FOR IMMEDIATE RELEASE |Contact:  Michael Butler |  (704) 779-1844  |
Monday, March 28, 2022  |

Cold and dark doesn’t sound very inviting, but it’s the ideal state when the Department of Energy’s Environmental Management group prepares to demolish an aging, unused nuclear structure. It’s called deactivation.

In this week’s (March 28) episode of the Gone Fission Nuclear Report podcast, experts from three key Department of Energy sites discuss the essential work of deactivation in preparing a nuclear structure for teardown. The highly-skilled deactivation team places the facility in a “stable and known” condition which allows workers to enter and perform their tasks safely.

Listeners will hear from Mark French, Project and Facilities Division Director at DOE in Hanford, Washington, Karen Adams, DOE Federal Project Director at the Savannah River Site in Aiken, South Carolina, and Dan Macias, Site Integration and Cleanup Manager for UCOR, DOE’s environmental cleanup contractor in Oak Ridge, Tennessee.

“Cold and dark refers to a building’s state when all deactivation work has been completed, and the building is ready for demolition,” Podcast Host Michael Butler said. “Utilities have been isolated. Hazardous waste like asbestos-containing material and lead and universal wastes like batteries and light bulbs have been removed, and the building is ready for the spotlight.  Elected officials, community leaders and the news media will show up for the ceremonial start of demolition, unaware of the months of preparation that have preceded this day of celebration.”

In the podcast, experts discuss the engineering evaluation that is completed before workers are allowed to enter an abandoned building for deactivation work.  Engineers evaluate the soundness of the structure to ensure floors and walls are safe, the roof is sound, and there are no obvious hazards that would pose an injury risk.  They also talk about the extensive training that is necessary, including practical exercises and the use of mock-ups to simulate conditions inside the building.  There are also special challenges related to deactivation of classified facilities.

The Gone Fission Nuclear Report covers the latest developments in environmental cleanup across the Department of Energy (DOE) complex. DOE is now engaged in the largest environmental remediation program in history, cleaning up nuclear production sites across the U.S. that were used to support national security missions for 75 years.

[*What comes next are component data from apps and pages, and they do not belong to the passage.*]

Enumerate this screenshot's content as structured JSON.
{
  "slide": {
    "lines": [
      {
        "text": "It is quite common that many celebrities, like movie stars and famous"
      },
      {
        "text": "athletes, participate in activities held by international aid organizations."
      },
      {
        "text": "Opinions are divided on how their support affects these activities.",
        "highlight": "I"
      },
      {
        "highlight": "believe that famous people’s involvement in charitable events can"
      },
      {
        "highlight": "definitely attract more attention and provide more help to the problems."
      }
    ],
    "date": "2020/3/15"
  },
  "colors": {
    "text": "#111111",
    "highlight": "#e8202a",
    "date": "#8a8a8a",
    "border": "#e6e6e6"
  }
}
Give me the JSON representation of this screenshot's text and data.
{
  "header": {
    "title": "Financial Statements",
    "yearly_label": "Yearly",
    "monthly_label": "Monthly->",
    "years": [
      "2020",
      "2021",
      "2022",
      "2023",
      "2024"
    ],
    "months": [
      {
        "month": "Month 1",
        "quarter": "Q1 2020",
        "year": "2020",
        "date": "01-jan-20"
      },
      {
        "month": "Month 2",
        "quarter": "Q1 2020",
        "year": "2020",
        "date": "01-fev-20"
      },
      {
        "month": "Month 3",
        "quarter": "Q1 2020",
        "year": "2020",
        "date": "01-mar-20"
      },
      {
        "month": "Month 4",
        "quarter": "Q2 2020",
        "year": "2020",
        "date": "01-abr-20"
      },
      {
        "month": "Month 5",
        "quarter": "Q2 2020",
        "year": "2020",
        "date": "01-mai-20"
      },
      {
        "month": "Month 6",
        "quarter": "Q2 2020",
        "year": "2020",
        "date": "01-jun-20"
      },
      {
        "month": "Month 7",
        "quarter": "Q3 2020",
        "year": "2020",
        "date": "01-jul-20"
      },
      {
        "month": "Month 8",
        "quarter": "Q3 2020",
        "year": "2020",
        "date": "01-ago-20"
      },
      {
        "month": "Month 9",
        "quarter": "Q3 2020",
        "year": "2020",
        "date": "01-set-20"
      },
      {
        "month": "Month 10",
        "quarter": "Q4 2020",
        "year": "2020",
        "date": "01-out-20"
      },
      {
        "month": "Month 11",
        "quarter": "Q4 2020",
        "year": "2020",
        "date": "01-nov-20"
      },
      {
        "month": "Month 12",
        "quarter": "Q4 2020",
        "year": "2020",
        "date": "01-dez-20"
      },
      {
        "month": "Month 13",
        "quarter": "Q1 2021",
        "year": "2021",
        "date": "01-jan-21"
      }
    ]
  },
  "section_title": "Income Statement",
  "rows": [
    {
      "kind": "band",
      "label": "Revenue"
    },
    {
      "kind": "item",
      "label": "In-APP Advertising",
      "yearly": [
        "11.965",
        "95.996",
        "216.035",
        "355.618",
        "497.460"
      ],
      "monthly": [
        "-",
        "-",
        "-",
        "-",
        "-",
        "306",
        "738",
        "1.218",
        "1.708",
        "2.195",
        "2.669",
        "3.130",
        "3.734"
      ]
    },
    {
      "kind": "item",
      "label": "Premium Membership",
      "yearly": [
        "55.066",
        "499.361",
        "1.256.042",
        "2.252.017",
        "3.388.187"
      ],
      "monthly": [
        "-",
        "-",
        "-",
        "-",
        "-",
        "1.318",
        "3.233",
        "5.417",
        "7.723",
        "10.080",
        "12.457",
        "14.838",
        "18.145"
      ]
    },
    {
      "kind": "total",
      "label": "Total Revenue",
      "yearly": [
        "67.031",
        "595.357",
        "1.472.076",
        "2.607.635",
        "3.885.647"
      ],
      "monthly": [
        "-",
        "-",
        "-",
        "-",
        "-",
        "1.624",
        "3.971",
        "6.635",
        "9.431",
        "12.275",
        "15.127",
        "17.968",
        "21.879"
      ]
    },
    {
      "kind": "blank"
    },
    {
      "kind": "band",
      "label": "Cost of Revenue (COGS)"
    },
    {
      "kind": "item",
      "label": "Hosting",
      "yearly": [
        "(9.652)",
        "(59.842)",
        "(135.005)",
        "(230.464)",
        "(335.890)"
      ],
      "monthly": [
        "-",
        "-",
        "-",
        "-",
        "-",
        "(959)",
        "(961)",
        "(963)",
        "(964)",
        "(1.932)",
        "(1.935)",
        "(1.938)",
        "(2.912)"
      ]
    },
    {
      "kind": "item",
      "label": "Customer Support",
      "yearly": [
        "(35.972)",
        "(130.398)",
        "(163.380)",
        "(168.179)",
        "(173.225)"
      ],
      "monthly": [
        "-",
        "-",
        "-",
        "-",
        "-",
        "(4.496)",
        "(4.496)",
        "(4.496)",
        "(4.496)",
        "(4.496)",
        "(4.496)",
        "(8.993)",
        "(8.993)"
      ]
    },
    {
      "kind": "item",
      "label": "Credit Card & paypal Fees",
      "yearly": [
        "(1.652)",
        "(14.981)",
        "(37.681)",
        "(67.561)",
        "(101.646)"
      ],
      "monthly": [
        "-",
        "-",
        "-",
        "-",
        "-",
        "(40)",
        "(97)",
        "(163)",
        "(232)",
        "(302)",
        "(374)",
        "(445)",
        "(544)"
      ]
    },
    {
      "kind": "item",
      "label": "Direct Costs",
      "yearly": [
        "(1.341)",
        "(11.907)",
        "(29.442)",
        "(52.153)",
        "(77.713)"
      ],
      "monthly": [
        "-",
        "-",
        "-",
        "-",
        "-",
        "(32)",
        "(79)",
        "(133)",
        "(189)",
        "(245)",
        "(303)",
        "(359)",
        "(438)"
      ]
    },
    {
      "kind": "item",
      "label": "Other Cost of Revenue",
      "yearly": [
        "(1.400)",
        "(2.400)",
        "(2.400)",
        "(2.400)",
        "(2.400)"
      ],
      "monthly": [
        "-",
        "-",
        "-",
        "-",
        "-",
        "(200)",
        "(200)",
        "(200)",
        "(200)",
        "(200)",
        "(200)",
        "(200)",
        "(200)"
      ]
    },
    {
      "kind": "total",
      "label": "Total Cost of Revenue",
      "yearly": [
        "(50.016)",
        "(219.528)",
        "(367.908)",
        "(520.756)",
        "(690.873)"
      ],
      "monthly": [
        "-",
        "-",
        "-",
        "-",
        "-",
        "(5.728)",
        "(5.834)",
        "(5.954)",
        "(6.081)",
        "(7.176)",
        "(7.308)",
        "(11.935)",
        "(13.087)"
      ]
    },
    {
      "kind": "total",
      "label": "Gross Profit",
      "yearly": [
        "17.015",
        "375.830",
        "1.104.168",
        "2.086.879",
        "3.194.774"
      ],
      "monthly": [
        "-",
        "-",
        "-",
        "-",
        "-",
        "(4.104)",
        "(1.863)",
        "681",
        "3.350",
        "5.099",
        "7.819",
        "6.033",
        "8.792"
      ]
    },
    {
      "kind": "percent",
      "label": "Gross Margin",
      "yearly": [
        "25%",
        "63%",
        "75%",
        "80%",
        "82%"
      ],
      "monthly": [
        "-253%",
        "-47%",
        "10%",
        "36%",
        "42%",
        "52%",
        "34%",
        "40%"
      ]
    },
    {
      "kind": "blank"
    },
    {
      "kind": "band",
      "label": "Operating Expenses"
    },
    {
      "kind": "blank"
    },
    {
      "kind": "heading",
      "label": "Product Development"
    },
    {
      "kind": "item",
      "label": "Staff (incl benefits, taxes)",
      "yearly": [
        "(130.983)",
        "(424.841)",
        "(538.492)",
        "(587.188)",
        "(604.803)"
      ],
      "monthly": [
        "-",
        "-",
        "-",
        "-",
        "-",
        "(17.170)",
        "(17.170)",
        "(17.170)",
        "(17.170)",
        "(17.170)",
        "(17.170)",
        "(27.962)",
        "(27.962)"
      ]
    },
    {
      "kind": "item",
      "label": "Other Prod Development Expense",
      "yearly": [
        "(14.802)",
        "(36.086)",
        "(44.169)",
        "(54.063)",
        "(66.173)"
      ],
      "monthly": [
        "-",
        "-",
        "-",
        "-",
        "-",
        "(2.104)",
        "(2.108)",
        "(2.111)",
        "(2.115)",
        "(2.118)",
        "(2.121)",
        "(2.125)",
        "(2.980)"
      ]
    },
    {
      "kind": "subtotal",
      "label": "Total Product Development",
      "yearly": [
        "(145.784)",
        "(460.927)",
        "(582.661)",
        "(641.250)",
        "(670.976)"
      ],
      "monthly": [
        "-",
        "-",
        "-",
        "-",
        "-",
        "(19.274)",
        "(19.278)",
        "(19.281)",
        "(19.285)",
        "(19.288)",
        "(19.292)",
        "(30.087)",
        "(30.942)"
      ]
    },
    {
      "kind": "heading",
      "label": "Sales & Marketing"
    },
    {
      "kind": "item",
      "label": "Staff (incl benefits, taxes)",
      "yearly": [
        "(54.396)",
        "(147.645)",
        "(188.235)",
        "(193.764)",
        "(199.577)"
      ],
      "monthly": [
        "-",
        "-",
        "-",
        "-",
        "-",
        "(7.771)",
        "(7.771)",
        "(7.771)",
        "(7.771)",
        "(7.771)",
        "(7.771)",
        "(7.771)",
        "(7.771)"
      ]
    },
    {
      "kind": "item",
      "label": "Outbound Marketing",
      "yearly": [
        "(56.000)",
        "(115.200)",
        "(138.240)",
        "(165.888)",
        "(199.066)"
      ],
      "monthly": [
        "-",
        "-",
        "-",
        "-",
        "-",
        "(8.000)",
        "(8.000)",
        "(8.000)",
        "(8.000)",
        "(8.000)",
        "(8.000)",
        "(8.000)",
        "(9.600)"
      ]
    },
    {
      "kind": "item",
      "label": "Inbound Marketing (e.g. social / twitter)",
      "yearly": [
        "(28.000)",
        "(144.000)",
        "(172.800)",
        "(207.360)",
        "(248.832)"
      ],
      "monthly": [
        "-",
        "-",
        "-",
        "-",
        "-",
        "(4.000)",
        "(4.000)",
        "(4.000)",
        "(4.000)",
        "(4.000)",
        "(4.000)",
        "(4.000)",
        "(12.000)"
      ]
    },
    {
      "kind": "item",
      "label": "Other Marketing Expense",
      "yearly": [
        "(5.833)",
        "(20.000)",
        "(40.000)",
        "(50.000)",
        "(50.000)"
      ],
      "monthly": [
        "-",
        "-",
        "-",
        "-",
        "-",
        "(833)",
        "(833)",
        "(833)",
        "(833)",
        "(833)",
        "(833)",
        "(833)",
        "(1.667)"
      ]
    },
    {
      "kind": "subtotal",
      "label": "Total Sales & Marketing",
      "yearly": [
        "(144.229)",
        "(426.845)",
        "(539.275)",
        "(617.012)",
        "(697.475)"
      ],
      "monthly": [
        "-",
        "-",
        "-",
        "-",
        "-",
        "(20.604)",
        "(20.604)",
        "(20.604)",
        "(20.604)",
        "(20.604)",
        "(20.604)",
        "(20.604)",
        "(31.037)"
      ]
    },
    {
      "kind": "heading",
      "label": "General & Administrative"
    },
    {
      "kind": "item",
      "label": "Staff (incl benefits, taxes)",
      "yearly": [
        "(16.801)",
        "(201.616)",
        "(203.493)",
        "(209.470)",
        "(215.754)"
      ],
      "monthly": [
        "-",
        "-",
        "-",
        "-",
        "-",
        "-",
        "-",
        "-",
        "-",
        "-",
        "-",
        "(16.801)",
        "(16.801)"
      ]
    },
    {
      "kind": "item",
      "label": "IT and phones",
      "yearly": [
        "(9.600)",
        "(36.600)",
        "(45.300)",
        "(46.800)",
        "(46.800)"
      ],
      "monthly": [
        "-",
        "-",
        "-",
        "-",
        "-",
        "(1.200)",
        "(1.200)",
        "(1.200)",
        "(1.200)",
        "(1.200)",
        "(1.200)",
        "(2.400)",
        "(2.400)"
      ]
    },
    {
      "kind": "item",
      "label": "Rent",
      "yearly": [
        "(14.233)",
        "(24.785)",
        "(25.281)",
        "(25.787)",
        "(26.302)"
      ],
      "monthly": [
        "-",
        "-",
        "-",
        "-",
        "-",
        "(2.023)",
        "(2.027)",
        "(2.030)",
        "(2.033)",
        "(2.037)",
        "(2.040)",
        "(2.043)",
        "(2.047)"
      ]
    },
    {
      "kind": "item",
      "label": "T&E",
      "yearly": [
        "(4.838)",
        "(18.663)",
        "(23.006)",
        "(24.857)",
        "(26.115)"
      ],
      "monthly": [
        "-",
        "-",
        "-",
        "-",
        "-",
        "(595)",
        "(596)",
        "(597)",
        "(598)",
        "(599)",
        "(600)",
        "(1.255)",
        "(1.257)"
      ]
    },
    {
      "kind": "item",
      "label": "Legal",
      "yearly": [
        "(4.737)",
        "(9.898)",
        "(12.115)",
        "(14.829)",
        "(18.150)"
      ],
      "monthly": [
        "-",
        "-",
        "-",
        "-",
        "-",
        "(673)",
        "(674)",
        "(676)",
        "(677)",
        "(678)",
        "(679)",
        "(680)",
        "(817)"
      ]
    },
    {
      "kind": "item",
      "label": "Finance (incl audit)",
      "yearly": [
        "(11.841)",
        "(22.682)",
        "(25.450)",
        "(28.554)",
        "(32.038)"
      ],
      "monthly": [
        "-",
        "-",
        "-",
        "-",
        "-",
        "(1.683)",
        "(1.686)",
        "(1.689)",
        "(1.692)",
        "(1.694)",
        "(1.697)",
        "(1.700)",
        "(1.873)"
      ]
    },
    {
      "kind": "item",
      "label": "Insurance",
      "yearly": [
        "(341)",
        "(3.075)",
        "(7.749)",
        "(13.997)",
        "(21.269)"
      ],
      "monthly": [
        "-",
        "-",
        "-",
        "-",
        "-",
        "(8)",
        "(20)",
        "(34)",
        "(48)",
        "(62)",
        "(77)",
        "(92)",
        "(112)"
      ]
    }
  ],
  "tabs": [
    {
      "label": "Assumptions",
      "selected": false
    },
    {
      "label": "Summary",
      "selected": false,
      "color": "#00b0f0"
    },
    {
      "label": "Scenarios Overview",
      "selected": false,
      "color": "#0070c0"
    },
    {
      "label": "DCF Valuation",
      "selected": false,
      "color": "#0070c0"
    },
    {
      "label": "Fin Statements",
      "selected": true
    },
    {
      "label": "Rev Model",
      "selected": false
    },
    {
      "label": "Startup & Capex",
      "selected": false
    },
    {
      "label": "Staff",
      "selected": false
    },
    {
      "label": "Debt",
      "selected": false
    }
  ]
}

“Some of the work on these sites dates back to the super-secret Manhattan Project, a national priority to develop the first atomic bomb that helped end World War II,” Butler said. “Cleanup of these sites is a multi-decade effort, requiring thousands of trained professionals and highly skilled crafts people with budgets in the billions of dollars.”